Dutch startup VanderSat is using satellite data to monitor soil and land health. It is then passing that information on to insurance companies that can provide crop insurance to smallholder farmers that are hard to reach, but particularly vulnerable to climate shocks like drought.
In Sweden, Ignitia analyzes tropical weather patterns and alerts farmers in Nigeria and other markets with forecasts. It offers the service to other actors in agricultural value chain as well.
And Nigeria’s Beat Drone uses, well, drones to help farmers map their plots and schedule targeted crop treatments to prevent overuse of chemicals while boosting land productivity.
… And from below
Other agri-foodtech startups are developing high-tech, ground-level solutions to bolster food and income security. AgBiome is working on an environmentally-friendly crop treatment that targets a common pest in Africa: the sweet potato weevil. The insect can have a devastating impact on a staple food item, causing 60% to 100% of crop losses if left untreated.
In Kenya, Safi Organics is making another type of earth-friendly crop input: nutrient-rich biochar fertilizer produced from agricultural waste like coffee and corn husks.
Illuminum Greenhouses and Futurepump, also in Kenya, are addressing water security with irrigation and greenhouse technology. Illuminum makes drip-irrigation systems and greenhouses that help farmers minimize water usage and stabilize growing conditions through indoor farming, while Futurepump manufactures solar-powered irrigation pumps designed specifically for smallholder farmers.
And once growing seasons end, there is a range of companies on the continent helping farmers mitigate post-harvest losses due to environmental exposure and pests. InspiraFarms offers East African and Central American farmers access to cold storage and processing facilities. Kenya-based Solar Freeze is among a handful of cold-chain technology companies that make individual renewably-powered storage units for smallholder farmers. And Nigeria’s Coating+ makes a bio-based edible food protectant that extends the shelf life of fresh food. The coating runs a double-duty, providing supplemental vitamins and minerals.
At the time of publication, the current health pandemic is intensifying in Africa, and with it, a devastating economic impact that will ripple out into farming communities as border closures and city lockdowns restrict the movement of goods. By leveraging data and insights, the tech sector, particularly communication platforms like Wefarm, is in a unique position to respond.
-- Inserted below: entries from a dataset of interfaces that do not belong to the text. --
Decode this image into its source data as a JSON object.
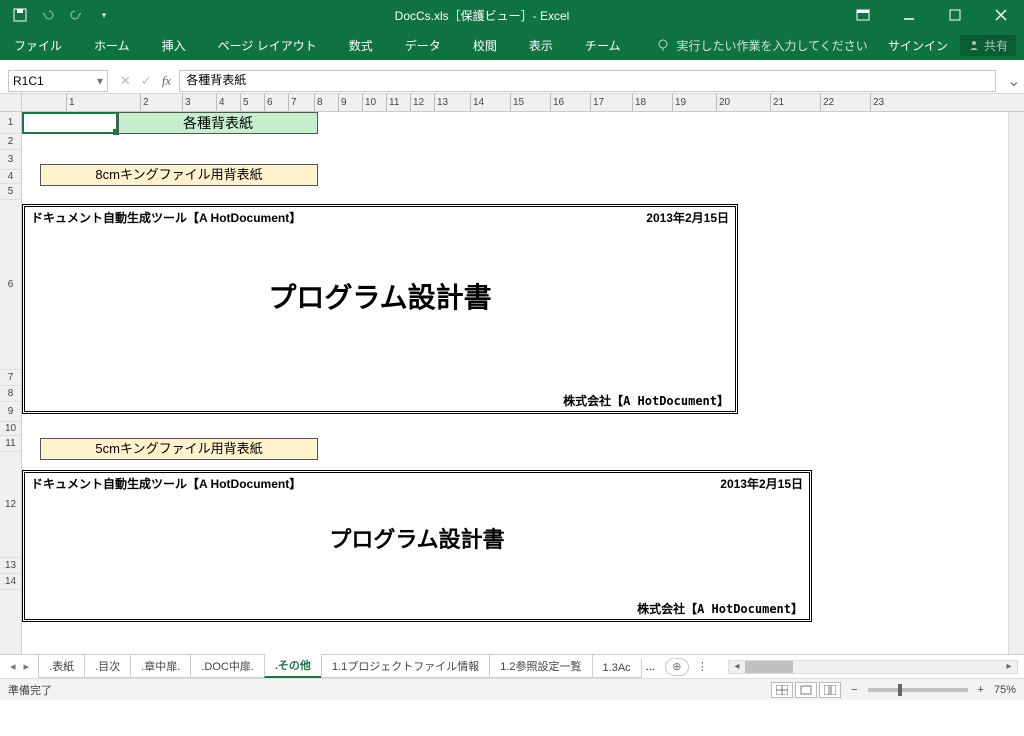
{
  "titlebar": {
    "title": "DocCs.xls［保護ビュー］- Excel"
  },
  "ribbon": {
    "tabs": [
      "ファイル",
      "ホーム",
      "挿入",
      "ページ レイアウト",
      "数式",
      "データ",
      "校閲",
      "表示",
      "チーム"
    ],
    "tellme": "実行したい作業を入力してください",
    "signin": "サインイン",
    "share": "共有"
  },
  "namebox": {
    "ref": "R1C1"
  },
  "formula": {
    "value": "各種背表紙"
  },
  "ruler": {
    "ticks": [
      "1",
      "2",
      "3",
      "4",
      "5",
      "6",
      "7",
      "8",
      "9",
      "10",
      "11",
      "12",
      "13",
      "14",
      "15",
      "16",
      "17",
      "18",
      "19",
      "20",
      "21",
      "22",
      "23"
    ]
  },
  "rows": [
    "1",
    "2",
    "3",
    "4",
    "5",
    "6",
    "7",
    "8",
    "9",
    "10",
    "11",
    "12",
    "13",
    "14"
  ],
  "cells": {
    "title": "各種背表紙",
    "label8": "8cmキングファイル用背表紙",
    "label5": "5cmキングファイル用背表紙"
  },
  "spine1": {
    "tool": "ドキュメント自動生成ツール【A HotDocument】",
    "date": "2013年2月15日",
    "title": "プログラム設計書",
    "company": "株式会社【A HotDocument】"
  },
  "spine2": {
    "tool": "ドキュメント自動生成ツール【A HotDocument】",
    "date": "2013年2月15日",
    "title": "プログラム設計書",
    "company": "株式会社【A HotDocument】"
  },
  "sheets": {
    "tabs": [
      ".表紙",
      ".目次",
      ".章中扉.",
      ".DOC中扉.",
      ".その他",
      "1.1プロジェクトファイル情報",
      "1.2参照設定一覧",
      "1.3Ac"
    ],
    "active": 4,
    "more": "..."
  },
  "status": {
    "ready": "準備完了",
    "zoom": "75%",
    "minus": "−",
    "plus": "+"
  }
}
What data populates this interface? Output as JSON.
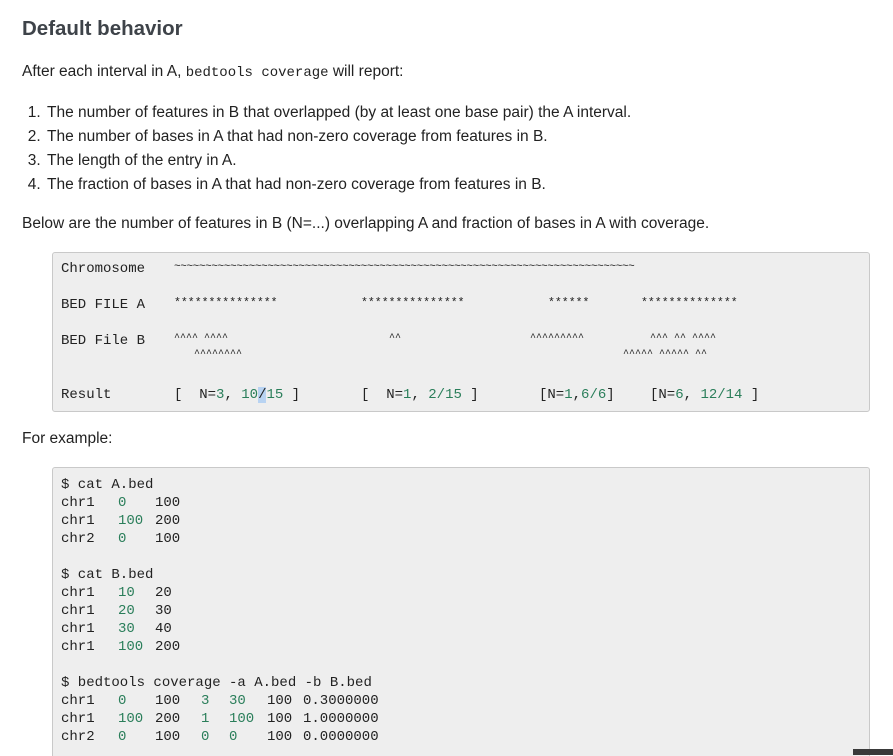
{
  "heading": "Default behavior",
  "intro": {
    "before": "After each interval in A, ",
    "code": "bedtools coverage",
    "after": " will report:"
  },
  "list": [
    "The number of features in B that overlapped (by at least one base pair) the A interval.",
    "The number of bases in A that had non-zero coverage from features in B.",
    "The length of the entry in A.",
    "The fraction of bases in A that had non-zero coverage from features in B."
  ],
  "below_text": "Below are the number of features in B (N=...) overlapping A and fraction of bases in A with coverage.",
  "diagram": {
    "chrom_label": "Chromosome",
    "chrom_line": "~~~~~~~~~~~~~~~~~~~~~~~~~~~~~~~~~~~~~~~~~~~~~~~~~~~~~~~~~~~~~~~~~~~~~~~~~~",
    "bed_a_label": "BED FILE A",
    "bed_a_segments": [
      "***************",
      "***************",
      "******",
      "**************"
    ],
    "bed_b_label": "BED File B",
    "bed_b_row1": [
      "^^^^ ^^^^",
      "^^",
      "^^^^^^^^^",
      "^^^ ^^ ^^^^"
    ],
    "bed_b_row2": [
      "^^^^^^^^",
      "^^^^^ ^^^^^ ^^"
    ],
    "result_label": "Result",
    "results": [
      {
        "open": "[  ",
        "n_label": "N=",
        "n": "3",
        "sep": ", ",
        "frac_num": "10",
        "frac_mid": "/",
        "frac_den": "15",
        "close": " ]"
      },
      {
        "open": "[  ",
        "n_label": "N=",
        "n": "1",
        "sep": ", ",
        "frac_num": "2",
        "frac_mid": "/",
        "frac_den": "15",
        "close": " ]"
      },
      {
        "open": "[",
        "n_label": "N=",
        "n": "1",
        "sep": ",",
        "frac_num": "6",
        "frac_mid": "/",
        "frac_den": "6",
        "close": "]"
      },
      {
        "open": "[",
        "n_label": "N=",
        "n": "6",
        "sep": ", ",
        "frac_num": "12",
        "frac_mid": "/",
        "frac_den": "14",
        "close": " ]"
      }
    ]
  },
  "for_example": "For example:",
  "example": {
    "cmd1": "$ cat A.bed",
    "a_rows": [
      [
        "chr1",
        "0",
        "100"
      ],
      [
        "chr1",
        "100",
        "200"
      ],
      [
        "chr2",
        "0",
        "100"
      ]
    ],
    "cmd2": "$ cat B.bed",
    "b_rows": [
      [
        "chr1",
        "10",
        "20"
      ],
      [
        "chr1",
        "20",
        "30"
      ],
      [
        "chr1",
        "30",
        "40"
      ],
      [
        "chr1",
        "100",
        "200"
      ]
    ],
    "cmd3": "$ bedtools coverage -a A.bed -b B.bed",
    "out_rows": [
      [
        "chr1",
        "0",
        "100",
        "3",
        "30",
        "100",
        "0.3000000"
      ],
      [
        "chr1",
        "100",
        "200",
        "1",
        "100",
        "100",
        "1.0000000"
      ],
      [
        "chr2",
        "0",
        "100",
        "0",
        "0",
        "100",
        "0.0000000"
      ]
    ]
  },
  "colors": {
    "number": "#2a7e5a",
    "heading": "#3e4349",
    "code_bg": "#eeeeee",
    "selection": "#b8d3f2"
  }
}
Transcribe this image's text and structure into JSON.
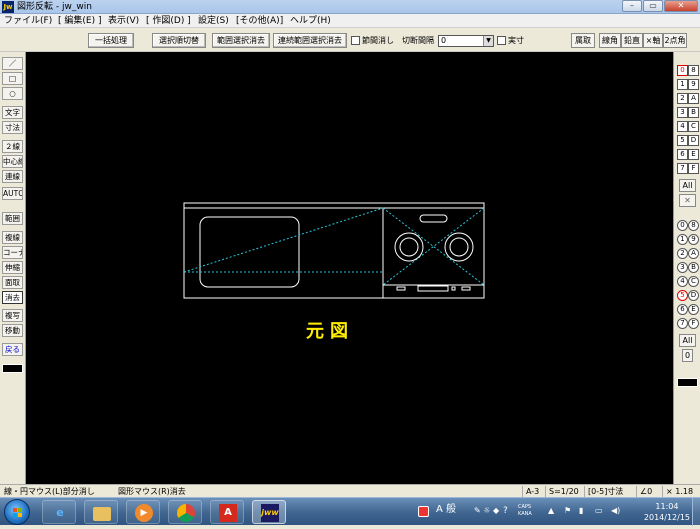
{
  "window": {
    "title": "図形反転 - jw_win",
    "app_icon": "Jw",
    "min": "–",
    "max": "▭",
    "close": "✕"
  },
  "menu": [
    "ファイル(F)",
    "[ 編集(E) ]",
    "表示(V)",
    "[ 作図(D) ]",
    "設定(S)",
    "[その他(A)]",
    "ヘルプ(H)"
  ],
  "toolbar": {
    "batch": "一括処理",
    "select_order": "選択順切替",
    "range_delete": "範囲選択消去",
    "continuous_delete": "連続範囲選択消去",
    "node_erase_label": "節間消し",
    "cut_interval_label": "切断間隔",
    "cut_interval_value": "0",
    "actual_size_label": "実寸",
    "right": [
      "属取",
      "線角",
      "鉛直",
      "×軸",
      "2点角"
    ]
  },
  "left_tools": [
    "／",
    "□",
    "○",
    "文字",
    "寸法",
    "２線",
    "中心線",
    "連線",
    "AUTO",
    "範囲",
    "複線",
    "コーナー",
    "伸縮",
    "面取",
    "消去",
    "複写",
    "移動",
    "戻る"
  ],
  "right_layers": {
    "group1": [
      [
        "0",
        "8"
      ],
      [
        "1",
        "9"
      ],
      [
        "2",
        "A"
      ],
      [
        "3",
        "B"
      ],
      [
        "4",
        "C"
      ],
      [
        "5",
        "D"
      ],
      [
        "6",
        "E"
      ],
      [
        "7",
        "F"
      ]
    ],
    "all1": "All",
    "x_btn": "✕",
    "group2": [
      [
        "0",
        "8"
      ],
      [
        "1",
        "9"
      ],
      [
        "2",
        "A"
      ],
      [
        "3",
        "B"
      ],
      [
        "4",
        "C"
      ],
      [
        "5",
        "D"
      ],
      [
        "6",
        "E"
      ],
      [
        "7",
        "F"
      ]
    ],
    "all2": "All",
    "zero": "0"
  },
  "drawing": {
    "label": "元図",
    "label_color": "#ffee00",
    "line_color": "#ffffff",
    "aux_color": "#29c6d8"
  },
  "status": {
    "left_hint": "線・円マウス(L)部分消し",
    "right_hint": "図形マウス(R)消去",
    "paper": "A-3",
    "scale": "S=1/20",
    "layer": "[0-5]寸法",
    "angle": "∠0",
    "zoom": "× 1.18"
  },
  "taskbar": {
    "ime": "A 般",
    "clock_time": "11:04",
    "clock_date": "2014/12/15",
    "caps": "CAPS",
    "kana": "KANA"
  }
}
Wefarm has seen an uptick in members discussing Covid-19, says Ewan. For health-related questions and comments, the company is redistributing official information from local governments to prevent the spread of misinformation. Its more significant response to the crisis, however, deals with logistics and supply chain disruptions: Wefarm has just rolled out a delivery service to bring marketplace goods directly to farmers.
“Normally farmers go to retailers on the marketplace to pick up their supplies. Our thinking is, if it’s going to be harder for them to get to markets and stores, we’ll bring the stores to them,” says Ewan.
The ability to pivot quickly to identify and meet customers’ needs as they change is “the benefit of startup culture,” Ewan adds. He also says it is necessary in the markets that Wefarm serves, where the company may be farmers’ only consistent source of information.
“A lot of the information available on Covid-19 is very Western and urban-focused. But the economies in developing countries are much more dependent on rural areas,” Ewan observes. “Whether it is locusts or Covid-19, both are such extreme things that we need to make sure [people in rural areas] get accurate information.”